* _Task_
Filter the entries down to the lines holding "icon", then copy those lines.

(App and web page records)
***
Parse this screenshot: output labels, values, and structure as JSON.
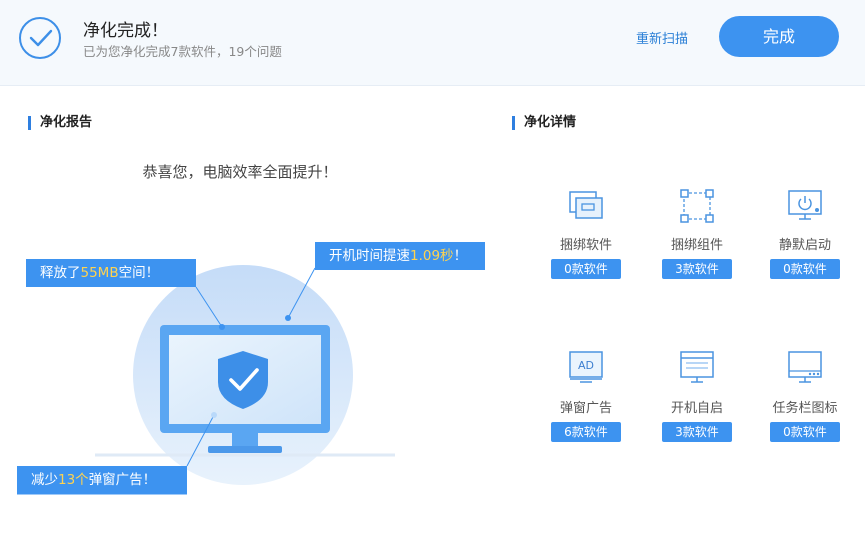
{
  "header": {
    "title": "净化完成！",
    "subtitle": "已为您净化完成7款软件，19个问题",
    "rescan_label": "重新扫描",
    "done_label": "完成"
  },
  "report": {
    "section_title": "净化报告",
    "congrats": "恭喜您，电脑效率全面提升！",
    "callout_space": {
      "prefix": "释放了",
      "value": "55MB",
      "suffix": "空间！"
    },
    "callout_boot": {
      "prefix": "开机时间提速",
      "value": "1.09秒",
      "suffix": "！"
    },
    "callout_ads": {
      "prefix": "减少",
      "value": "13个",
      "suffix": "弹窗广告！"
    }
  },
  "details": {
    "section_title": "净化详情",
    "items": [
      {
        "label": "捆绑软件",
        "count": "0款软件",
        "icon": "bundled-software-icon"
      },
      {
        "label": "捆绑组件",
        "count": "3款软件",
        "icon": "bundled-component-icon"
      },
      {
        "label": "静默启动",
        "count": "0款软件",
        "icon": "silent-startup-icon"
      },
      {
        "label": "弹窗广告",
        "count": "6款软件",
        "icon": "popup-ad-icon"
      },
      {
        "label": "开机自启",
        "count": "3款软件",
        "icon": "boot-autostart-icon"
      },
      {
        "label": "任务栏图标",
        "count": "0款软件",
        "icon": "taskbar-icon"
      }
    ]
  },
  "colors": {
    "accent": "#3d93f0",
    "highlight": "#ffd34f",
    "header_bg": "#f5f9fd"
  }
}
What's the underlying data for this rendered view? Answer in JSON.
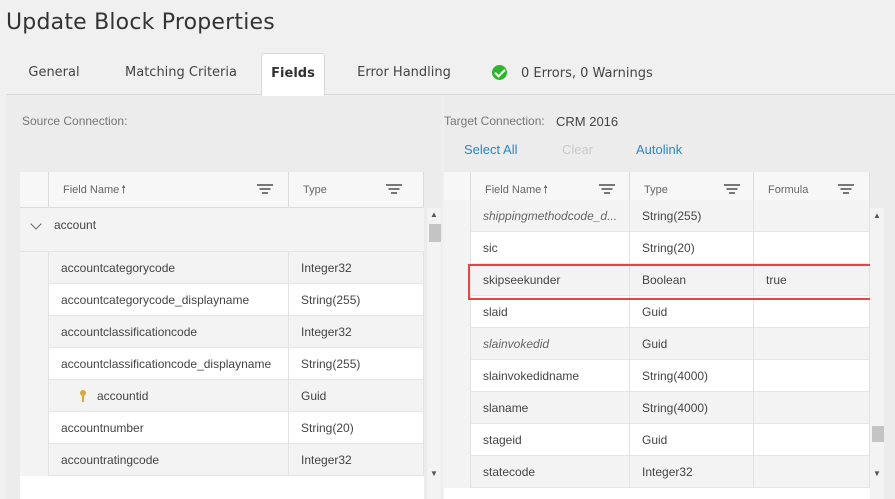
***
* _Answer section_
        "icon": "bundled-software-icon"
        "icon": "bundled-component-icon"
        "icon": "silent-startup-icon"
        "icon": "popup-ad-icon"
        "icon": "boot-autostart-icon"
        "icon": "taskbar-icon"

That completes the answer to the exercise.